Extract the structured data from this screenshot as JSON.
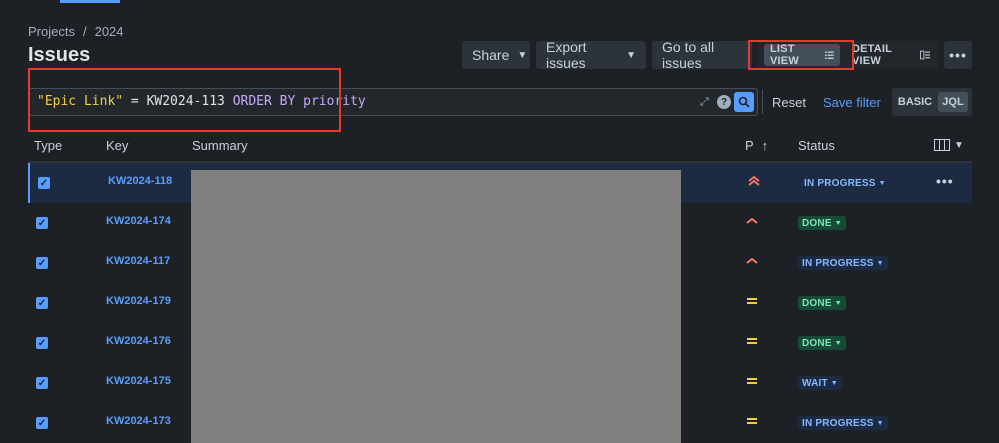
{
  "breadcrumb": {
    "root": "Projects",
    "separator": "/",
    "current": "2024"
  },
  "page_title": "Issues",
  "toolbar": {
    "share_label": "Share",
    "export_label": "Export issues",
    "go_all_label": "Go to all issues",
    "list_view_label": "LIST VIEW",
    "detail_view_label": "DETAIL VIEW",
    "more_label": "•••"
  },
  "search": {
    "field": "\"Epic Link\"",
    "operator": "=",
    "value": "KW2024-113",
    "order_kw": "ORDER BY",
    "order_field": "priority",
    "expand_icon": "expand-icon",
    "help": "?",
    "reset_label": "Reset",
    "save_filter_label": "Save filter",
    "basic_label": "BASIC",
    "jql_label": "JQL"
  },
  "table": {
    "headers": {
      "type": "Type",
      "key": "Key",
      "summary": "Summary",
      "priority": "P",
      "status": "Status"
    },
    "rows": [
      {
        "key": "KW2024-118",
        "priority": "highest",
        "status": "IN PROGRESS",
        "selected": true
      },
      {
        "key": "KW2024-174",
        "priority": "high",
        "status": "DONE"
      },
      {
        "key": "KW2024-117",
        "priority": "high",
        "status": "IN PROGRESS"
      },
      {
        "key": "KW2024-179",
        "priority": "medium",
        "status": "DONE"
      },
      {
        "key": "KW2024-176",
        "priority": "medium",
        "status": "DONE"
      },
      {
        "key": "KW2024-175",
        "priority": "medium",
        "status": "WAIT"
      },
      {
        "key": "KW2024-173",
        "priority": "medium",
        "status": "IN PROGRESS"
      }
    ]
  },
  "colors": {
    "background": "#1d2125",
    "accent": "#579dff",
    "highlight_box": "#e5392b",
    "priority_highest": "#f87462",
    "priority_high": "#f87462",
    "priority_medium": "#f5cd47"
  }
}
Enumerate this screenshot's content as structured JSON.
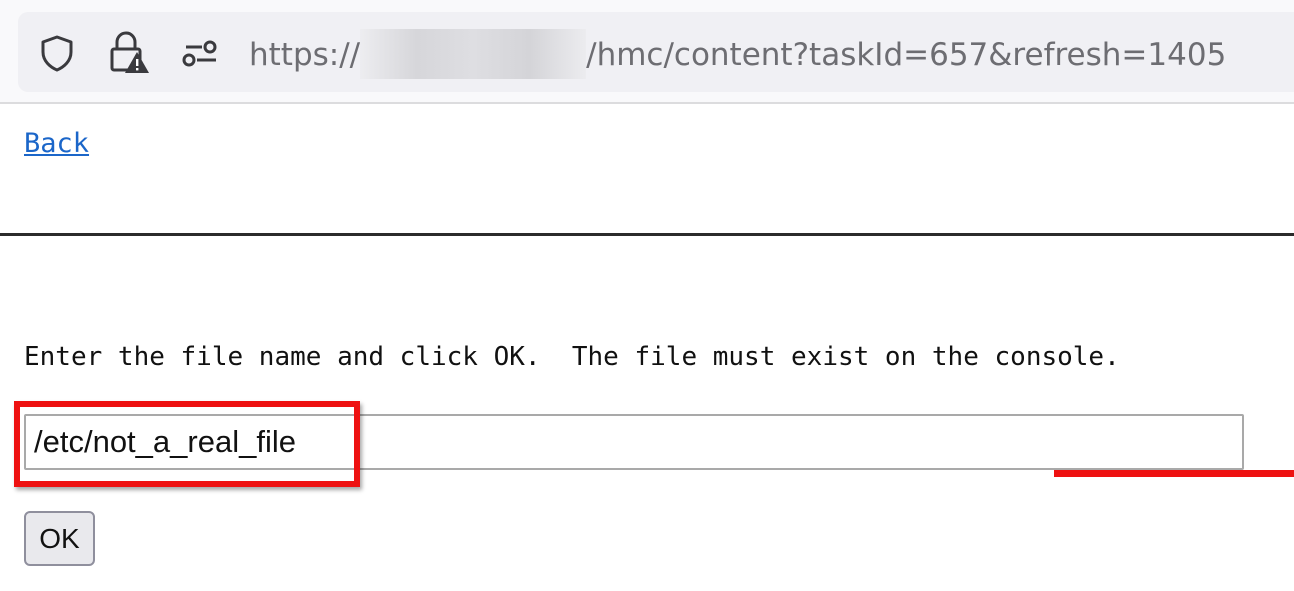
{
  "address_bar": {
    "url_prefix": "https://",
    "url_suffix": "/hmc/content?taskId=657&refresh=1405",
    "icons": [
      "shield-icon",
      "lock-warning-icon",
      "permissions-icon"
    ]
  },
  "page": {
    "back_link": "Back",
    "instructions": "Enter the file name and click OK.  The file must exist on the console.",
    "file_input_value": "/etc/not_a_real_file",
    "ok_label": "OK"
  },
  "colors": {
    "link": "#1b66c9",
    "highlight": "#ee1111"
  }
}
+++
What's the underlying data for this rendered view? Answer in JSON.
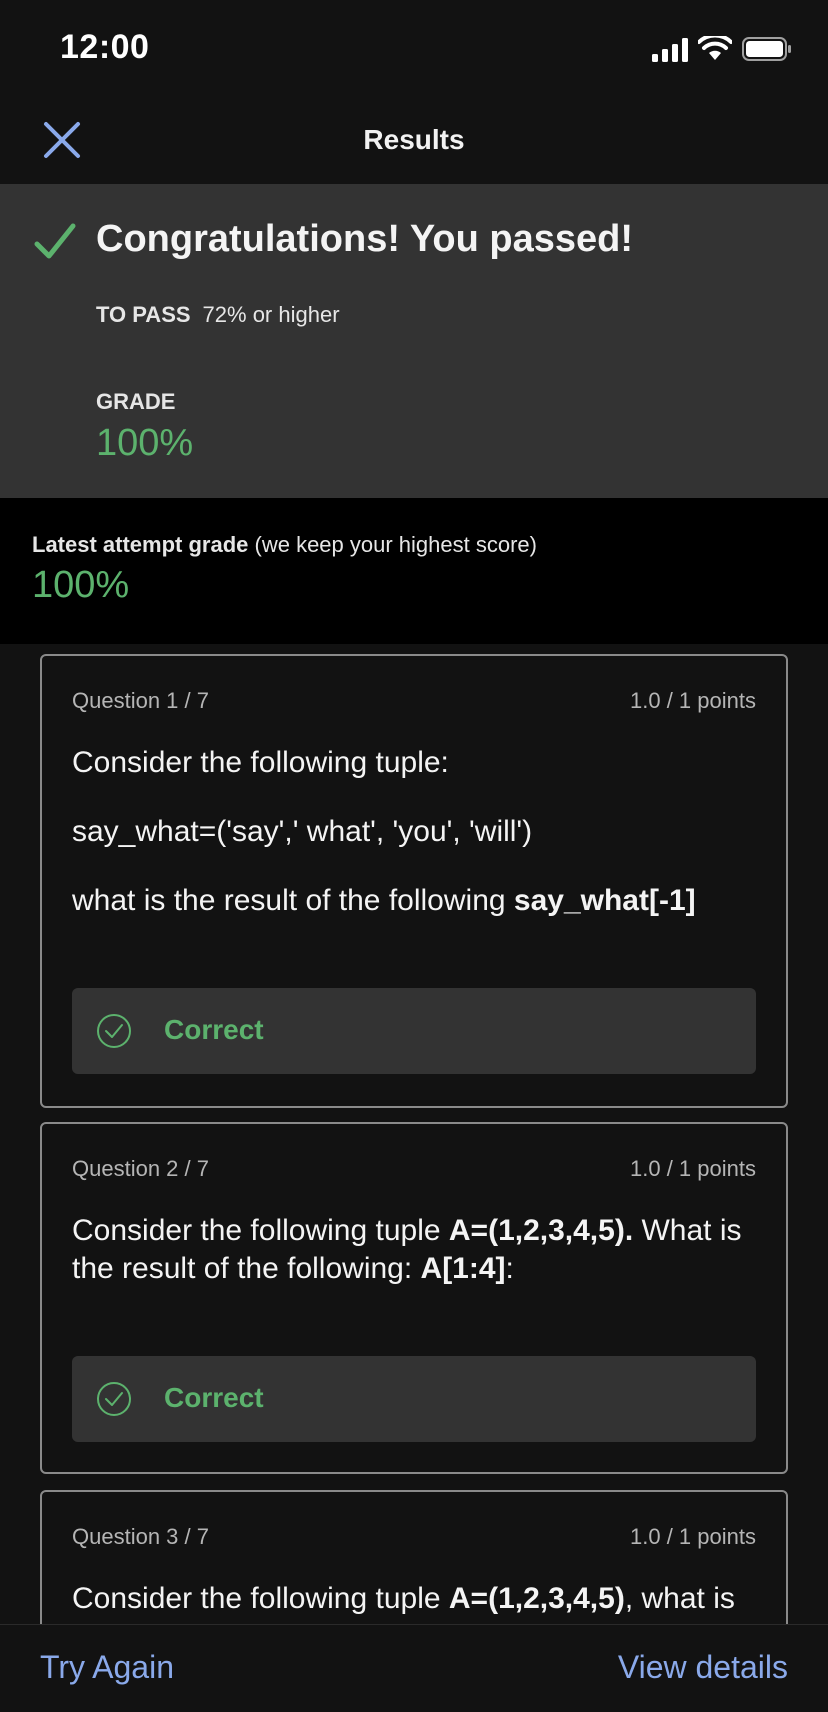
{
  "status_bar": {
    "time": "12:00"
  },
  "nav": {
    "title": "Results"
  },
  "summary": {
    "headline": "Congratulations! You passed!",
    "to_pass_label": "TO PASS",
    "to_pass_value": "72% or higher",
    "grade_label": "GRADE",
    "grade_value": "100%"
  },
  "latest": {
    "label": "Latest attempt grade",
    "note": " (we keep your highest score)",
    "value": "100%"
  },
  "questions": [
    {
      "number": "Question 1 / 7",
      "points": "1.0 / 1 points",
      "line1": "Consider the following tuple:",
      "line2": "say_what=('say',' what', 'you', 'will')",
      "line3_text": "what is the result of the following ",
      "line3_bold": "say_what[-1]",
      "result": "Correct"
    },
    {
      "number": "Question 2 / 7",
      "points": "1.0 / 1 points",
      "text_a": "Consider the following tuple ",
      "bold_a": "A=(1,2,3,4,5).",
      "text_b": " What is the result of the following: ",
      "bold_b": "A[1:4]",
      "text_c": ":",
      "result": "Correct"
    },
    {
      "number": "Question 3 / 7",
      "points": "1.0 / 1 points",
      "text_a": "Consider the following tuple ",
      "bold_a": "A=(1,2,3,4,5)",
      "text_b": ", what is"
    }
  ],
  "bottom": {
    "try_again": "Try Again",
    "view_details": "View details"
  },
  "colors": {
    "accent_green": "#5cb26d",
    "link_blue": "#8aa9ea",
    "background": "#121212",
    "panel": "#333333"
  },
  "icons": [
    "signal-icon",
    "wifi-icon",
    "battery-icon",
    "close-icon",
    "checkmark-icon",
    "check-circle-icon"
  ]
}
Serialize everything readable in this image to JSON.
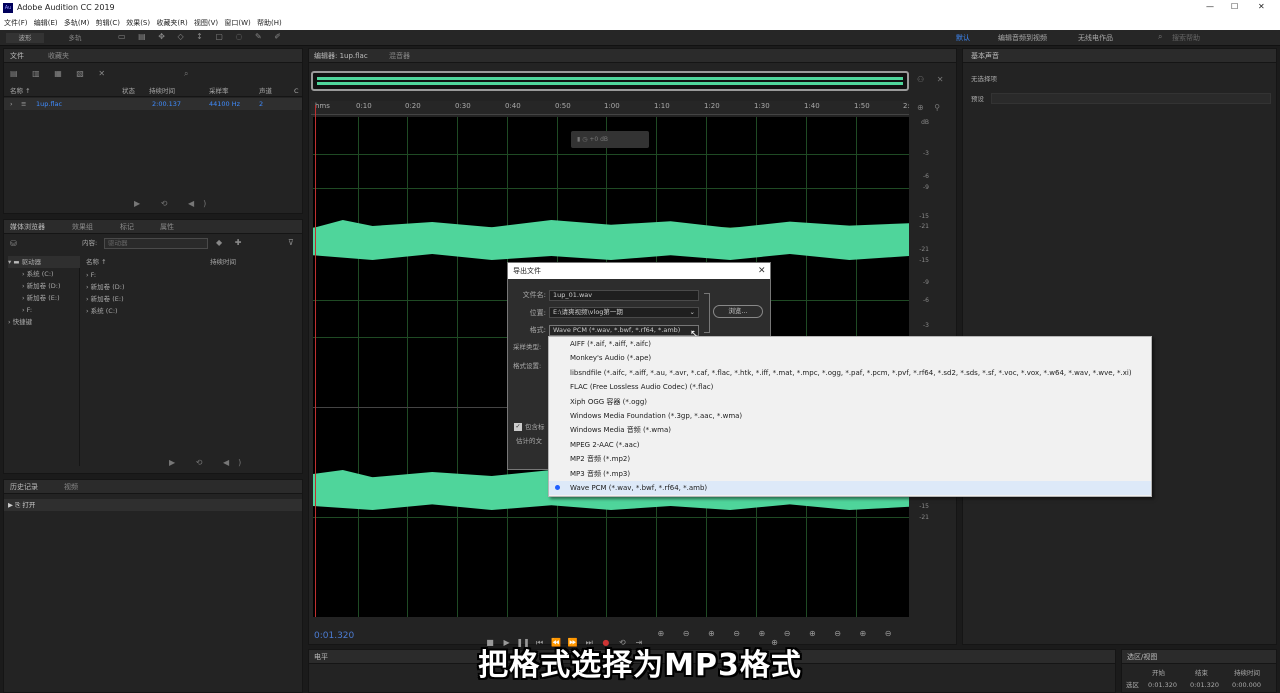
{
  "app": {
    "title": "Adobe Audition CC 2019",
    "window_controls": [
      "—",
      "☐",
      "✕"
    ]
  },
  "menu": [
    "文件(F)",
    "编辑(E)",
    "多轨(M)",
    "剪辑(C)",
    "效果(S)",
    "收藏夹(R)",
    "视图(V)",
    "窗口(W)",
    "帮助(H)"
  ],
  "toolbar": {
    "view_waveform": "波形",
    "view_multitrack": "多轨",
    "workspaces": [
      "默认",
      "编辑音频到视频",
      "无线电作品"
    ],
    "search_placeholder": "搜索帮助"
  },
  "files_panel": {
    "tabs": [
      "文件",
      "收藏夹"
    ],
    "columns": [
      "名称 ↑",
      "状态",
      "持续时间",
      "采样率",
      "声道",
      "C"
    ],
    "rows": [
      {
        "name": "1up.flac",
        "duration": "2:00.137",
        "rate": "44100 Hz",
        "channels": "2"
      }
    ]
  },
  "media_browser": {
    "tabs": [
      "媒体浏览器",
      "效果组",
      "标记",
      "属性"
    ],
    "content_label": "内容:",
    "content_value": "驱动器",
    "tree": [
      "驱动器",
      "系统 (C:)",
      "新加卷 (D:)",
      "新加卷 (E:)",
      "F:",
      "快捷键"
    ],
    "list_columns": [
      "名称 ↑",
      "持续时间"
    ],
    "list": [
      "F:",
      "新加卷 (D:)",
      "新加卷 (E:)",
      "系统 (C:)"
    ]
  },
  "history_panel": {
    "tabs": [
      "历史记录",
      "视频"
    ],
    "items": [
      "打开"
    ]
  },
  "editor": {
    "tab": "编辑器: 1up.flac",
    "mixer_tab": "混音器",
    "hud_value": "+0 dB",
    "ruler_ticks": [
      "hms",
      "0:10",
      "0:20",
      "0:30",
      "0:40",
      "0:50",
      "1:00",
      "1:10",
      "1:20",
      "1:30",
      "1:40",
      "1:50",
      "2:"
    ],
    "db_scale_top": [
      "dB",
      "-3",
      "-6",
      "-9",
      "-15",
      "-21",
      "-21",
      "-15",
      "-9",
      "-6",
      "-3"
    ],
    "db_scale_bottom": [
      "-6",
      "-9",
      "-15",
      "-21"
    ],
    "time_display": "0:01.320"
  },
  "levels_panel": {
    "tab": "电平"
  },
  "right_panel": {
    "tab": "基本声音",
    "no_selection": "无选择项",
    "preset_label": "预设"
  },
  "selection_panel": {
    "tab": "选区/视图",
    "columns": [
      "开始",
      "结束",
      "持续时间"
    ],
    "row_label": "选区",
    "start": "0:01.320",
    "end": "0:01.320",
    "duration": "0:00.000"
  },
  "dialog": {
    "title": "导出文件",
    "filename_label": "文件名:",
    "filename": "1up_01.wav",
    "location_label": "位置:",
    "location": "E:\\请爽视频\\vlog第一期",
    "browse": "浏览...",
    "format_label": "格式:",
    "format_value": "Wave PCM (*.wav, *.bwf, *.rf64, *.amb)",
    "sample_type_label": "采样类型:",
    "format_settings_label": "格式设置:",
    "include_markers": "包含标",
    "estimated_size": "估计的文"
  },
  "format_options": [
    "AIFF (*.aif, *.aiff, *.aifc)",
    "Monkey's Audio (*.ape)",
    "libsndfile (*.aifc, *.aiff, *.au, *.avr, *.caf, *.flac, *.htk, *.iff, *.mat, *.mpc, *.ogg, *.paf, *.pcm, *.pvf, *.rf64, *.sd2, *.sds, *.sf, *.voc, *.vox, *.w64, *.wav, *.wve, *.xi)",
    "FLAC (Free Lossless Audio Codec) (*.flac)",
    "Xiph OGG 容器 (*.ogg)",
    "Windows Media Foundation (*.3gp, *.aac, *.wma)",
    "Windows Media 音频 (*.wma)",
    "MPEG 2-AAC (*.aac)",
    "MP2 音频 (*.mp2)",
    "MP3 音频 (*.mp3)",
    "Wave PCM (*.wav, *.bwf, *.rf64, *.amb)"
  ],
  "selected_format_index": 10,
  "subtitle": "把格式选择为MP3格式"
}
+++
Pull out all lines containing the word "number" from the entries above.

      "number": "Question 1 / 7",
      "number": "Question 2 / 7",
      "number": "Question 3 / 7",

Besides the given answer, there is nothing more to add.